When we consider training, we automatically think of dogs. Dogs are trained for obedience, for work on farms or to detect drugs, illegally imported items, even cancers. Training does not generally bring up a vision of a cat obeying your every word. Yet, cats can be trained.
What commands can cats learn?
Cats can learn all sorts of commands – to sit, to roll over, to shake a paw. Cats like to do things in their own good time, so to train them we need to be really motivated, set aside some time and above all, be patient. Remember, cats are individuals and each one will react differently when training begins. Some will ignore you or look at you as if you are mad, whilst others will be very curious and eager.
Teach one trick at a time. You can reinforce tricks your cat has mastered, but don't confuse them by teaching more than one new behaviour at a time.
How to train a cat
Cats, like dogs, are motivated to do things in life that benefit them. Seeking tasty morsels of food or a cat game with a favourite toy are favourite activities. Usually it is the cat who demands these from their owners. So let’s turn it around. Use these motivators to your advantage.
Ringing the bell
Outdoor cats can be frustrating or even destructive in their efforts to come back inside. Try suspending a small but loud bell on a string at your cat's eye level. Ignore the meowing, scratching and other efforts to get your attention. Eventually, your cat will touch that bell and make it ring, at which point you reward her by opening the door. If this is repeated several times, your cat will soon learn to ring the bell deliberately.
The sit and Hi 5 commands
All cats sit, so teaching this is easy. As your cat sits, say “Sit”, then praise them, with a pat or treat. Also introduce a hand signal, such as your hand held vertically in a stop sign, to further help your cat learn. You can quickly extend this training to have your cat join in a ‘Hi 5’ with you, where they raise a paw to your hand. First, encourage any tiny movements of their paw by giving a cat a treat each time their paw moves off the ground. Then, with the treat wrapped in your fist, wait for her to use her paw to try to grab it, then give them the treat as a reward. Gradually lift your hand higher and when your cat touches your hand with their paw, reward them.
Still want to find out more? Why not watch our video on training your cat?
About Dr Joanne Righetti
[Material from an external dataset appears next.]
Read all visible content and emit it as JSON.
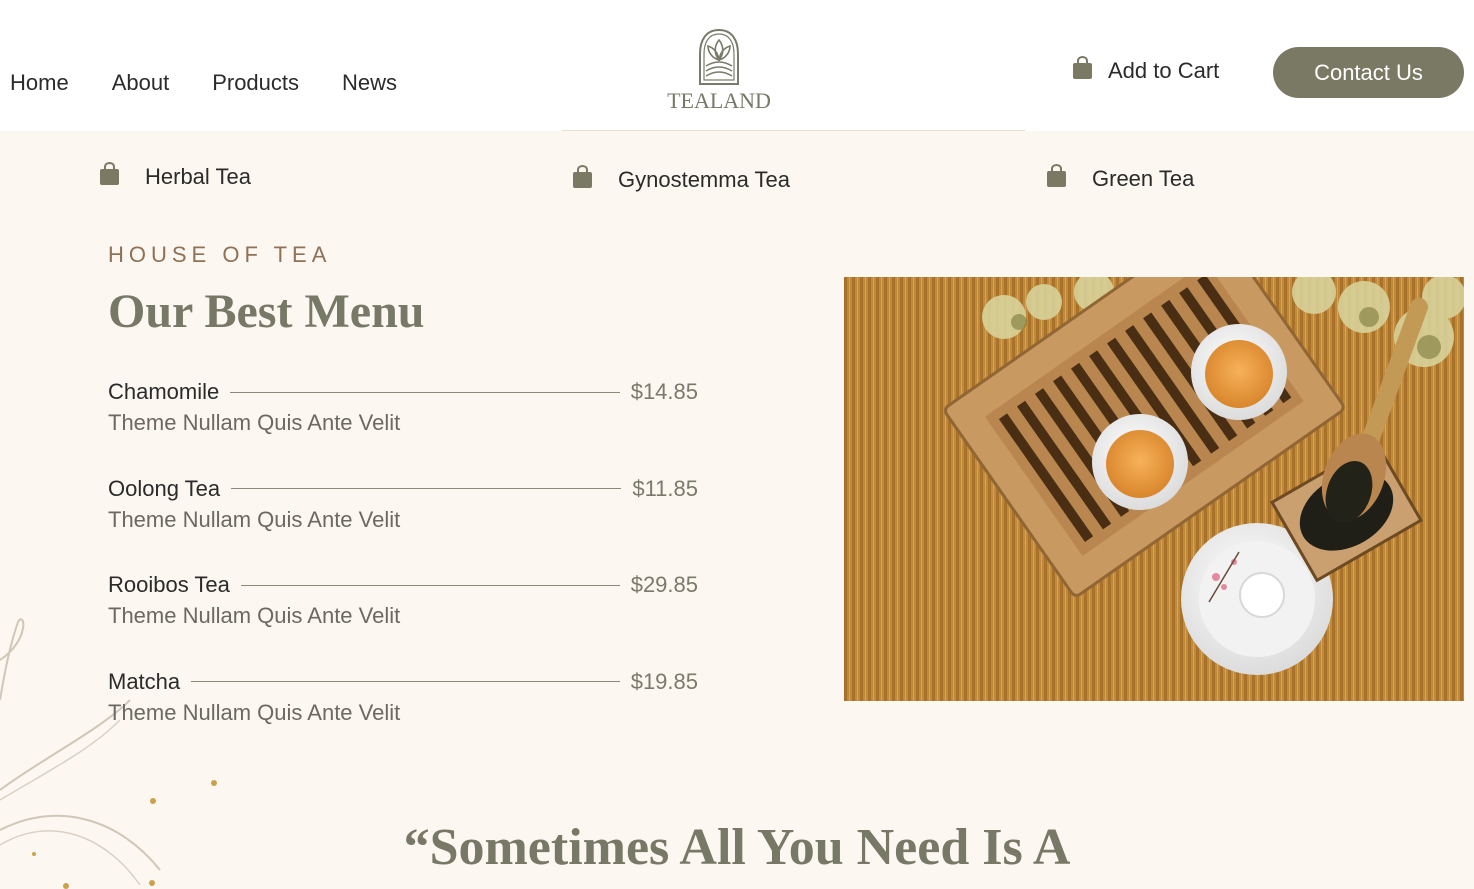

Dr Joanne Righetti is an animal behaviourist, educating the public and professionals in all aspects of the human–animal relationship. Her background is in zoology, with a PhD in animal behaviour and a counselling diploma – qualifications which enable her to work with all sorts of animals – including the human variety! Joanne likes to help pet owners understand their pet's behaviour and solve any pet behaviour problems. She also consults to a variety of organisations including non-profit organisations, commercial companies and councils and is involved in a variety of media including regular spots on radio. Joanne is an honorary associate of the Faculty of Veterinary Sciences, University of Sydney. Find out more about Joanne at www.petproblemsolved.com.au